_Goal of the exercise_
Each record should be returned exactly as it is written.

Stored data:

......

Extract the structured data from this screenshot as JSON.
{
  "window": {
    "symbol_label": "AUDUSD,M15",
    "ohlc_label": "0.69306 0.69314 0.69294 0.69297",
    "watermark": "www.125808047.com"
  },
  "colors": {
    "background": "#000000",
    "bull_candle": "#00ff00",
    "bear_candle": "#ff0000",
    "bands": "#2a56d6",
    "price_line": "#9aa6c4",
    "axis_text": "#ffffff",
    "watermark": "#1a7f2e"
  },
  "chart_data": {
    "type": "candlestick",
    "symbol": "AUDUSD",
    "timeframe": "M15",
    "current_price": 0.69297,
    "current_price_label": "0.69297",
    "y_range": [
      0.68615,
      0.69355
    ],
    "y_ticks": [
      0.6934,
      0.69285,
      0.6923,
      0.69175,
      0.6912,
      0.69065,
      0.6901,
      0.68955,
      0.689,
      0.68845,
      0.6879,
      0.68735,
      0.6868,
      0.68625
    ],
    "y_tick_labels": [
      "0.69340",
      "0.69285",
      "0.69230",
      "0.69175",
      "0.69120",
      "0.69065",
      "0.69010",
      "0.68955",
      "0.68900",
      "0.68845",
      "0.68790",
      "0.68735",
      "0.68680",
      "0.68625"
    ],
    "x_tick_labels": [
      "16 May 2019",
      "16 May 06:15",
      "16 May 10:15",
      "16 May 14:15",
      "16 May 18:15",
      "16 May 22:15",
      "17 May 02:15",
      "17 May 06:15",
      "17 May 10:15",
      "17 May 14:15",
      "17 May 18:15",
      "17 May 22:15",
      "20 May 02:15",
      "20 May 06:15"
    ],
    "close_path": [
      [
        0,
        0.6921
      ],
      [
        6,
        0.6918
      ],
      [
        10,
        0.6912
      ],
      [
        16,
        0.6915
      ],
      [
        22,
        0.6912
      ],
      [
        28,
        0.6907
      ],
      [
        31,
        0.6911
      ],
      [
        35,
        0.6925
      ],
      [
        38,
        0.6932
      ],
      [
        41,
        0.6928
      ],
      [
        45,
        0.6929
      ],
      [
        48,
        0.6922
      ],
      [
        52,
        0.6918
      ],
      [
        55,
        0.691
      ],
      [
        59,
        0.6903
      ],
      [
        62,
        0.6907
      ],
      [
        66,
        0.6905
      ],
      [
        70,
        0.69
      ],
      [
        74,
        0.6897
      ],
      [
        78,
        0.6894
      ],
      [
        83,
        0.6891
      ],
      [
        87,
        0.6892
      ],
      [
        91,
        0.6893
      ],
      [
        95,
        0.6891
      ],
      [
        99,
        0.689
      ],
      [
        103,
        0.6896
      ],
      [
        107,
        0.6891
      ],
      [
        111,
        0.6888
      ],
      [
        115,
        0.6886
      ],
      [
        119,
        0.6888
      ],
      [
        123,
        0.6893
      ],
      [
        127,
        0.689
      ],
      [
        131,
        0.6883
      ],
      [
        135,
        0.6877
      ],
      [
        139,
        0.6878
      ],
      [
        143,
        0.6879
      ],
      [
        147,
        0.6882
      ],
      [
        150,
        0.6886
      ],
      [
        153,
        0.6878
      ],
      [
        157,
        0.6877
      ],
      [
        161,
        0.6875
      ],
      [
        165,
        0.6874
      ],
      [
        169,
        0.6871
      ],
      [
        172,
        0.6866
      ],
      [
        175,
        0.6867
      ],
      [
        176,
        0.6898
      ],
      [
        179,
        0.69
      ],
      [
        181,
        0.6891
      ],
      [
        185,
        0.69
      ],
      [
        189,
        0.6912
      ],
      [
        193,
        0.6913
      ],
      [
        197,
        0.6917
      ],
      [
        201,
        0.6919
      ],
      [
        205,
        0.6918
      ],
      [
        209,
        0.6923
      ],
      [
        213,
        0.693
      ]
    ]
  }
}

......

_Task response_
Extract the structured data from this screenshot as JSON.
{
  "window": {
    "symbol_label": "AUDUSD,M15",
    "ohlc_label": "0.69306 0.69314 0.69294 0.69297",
    "watermark": "www.125808047.com"
  },
  "colors": {
    "background": "#000000",
    "bull_candle": "#00ff00",
    "bear_candle": "#ff0000",
    "bands": "#2a56d6",
    "price_line": "#9aa6c4",
    "axis_text": "#ffffff",
    "watermark": "#1a7f2e"
  },
  "chart_data": {
    "type": "candlestick",
    "symbol": "AUDUSD",
    "timeframe": "M15",
    "current_price": 0.69297,
    "current_price_label": "0.69297",
    "y_range": [
      0.68615,
      0.69355
    ],
    "y_ticks": [
      0.6934,
      0.69285,
      0.6923,
      0.69175,
      0.6912,
      0.69065,
      0.6901,
      0.68955,
      0.689,
      0.68845,
      0.6879,
      0.68735,
      0.6868,
      0.68625
    ],
    "y_tick_labels": [
      "0.69340",
      "0.69285",
      "0.69230",
      "0.69175",
      "0.69120",
      "0.69065",
      "0.69010",
      "0.68955",
      "0.68900",
      "0.68845",
      "0.68790",
      "0.68735",
      "0.68680",
      "0.68625"
    ],
    "x_tick_labels": [
      "16 May 2019",
      "16 May 06:15",
      "16 May 10:15",
      "16 May 14:15",
      "16 May 18:15",
      "16 May 22:15",
      "17 May 02:15",
      "17 May 06:15",
      "17 May 10:15",
      "17 May 14:15",
      "17 May 18:15",
      "17 May 22:15",
      "20 May 02:15",
      "20 May 06:15"
    ],
    "close_path": [
      [
        0,
        0.6921
      ],
      [
        6,
        0.6918
      ],
      [
        10,
        0.6912
      ],
      [
        16,
        0.6915
      ],
      [
        22,
        0.6912
      ],
      [
        28,
        0.6907
      ],
      [
        31,
        0.6911
      ],
      [
        35,
        0.6925
      ],
      [
        38,
        0.6932
      ],
      [
        41,
        0.6928
      ],
      [
        45,
        0.6929
      ],
      [
        48,
        0.6922
      ],
      [
        52,
        0.6918
      ],
      [
        55,
        0.691
      ],
      [
        59,
        0.6903
      ],
      [
        62,
        0.6907
      ],
      [
        66,
        0.6905
      ],
      [
        70,
        0.69
      ],
      [
        74,
        0.6897
      ],
      [
        78,
        0.6894
      ],
      [
        83,
        0.6891
      ],
      [
        87,
        0.6892
      ],
      [
        91,
        0.6893
      ],
      [
        95,
        0.6891
      ],
      [
        99,
        0.689
      ],
      [
        103,
        0.6896
      ],
      [
        107,
        0.6891
      ],
      [
        111,
        0.6888
      ],
      [
        115,
        0.6886
      ],
      [
        119,
        0.6888
      ],
      [
        123,
        0.6893
      ],
      [
        127,
        0.689
      ],
      [
        131,
        0.6883
      ],
      [
        135,
        0.6877
      ],
      [
        139,
        0.6878
      ],
      [
        143,
        0.6879
      ],
      [
        147,
        0.6882
      ],
      [
        150,
        0.6886
      ],
      [
        153,
        0.6878
      ],
      [
        157,
        0.6877
      ],
      [
        161,
        0.6875
      ],
      [
        165,
        0.6874
      ],
      [
        169,
        0.6871
      ],
      [
        172,
        0.6866
      ],
      [
        175,
        0.6867
      ],
      [
        176,
        0.6898
      ],
      [
        179,
        0.69
      ],
      [
        181,
        0.6891
      ],
      [
        185,
        0.69
      ],
      [
        189,
        0.6912
      ],
      [
        193,
        0.6913
      ],
      [
        197,
        0.6917
      ],
      [
        201,
        0.6919
      ],
      [
        205,
        0.6918
      ],
      [
        209,
        0.6923
      ],
      [
        213,
        0.693
      ]
    ]
  }
}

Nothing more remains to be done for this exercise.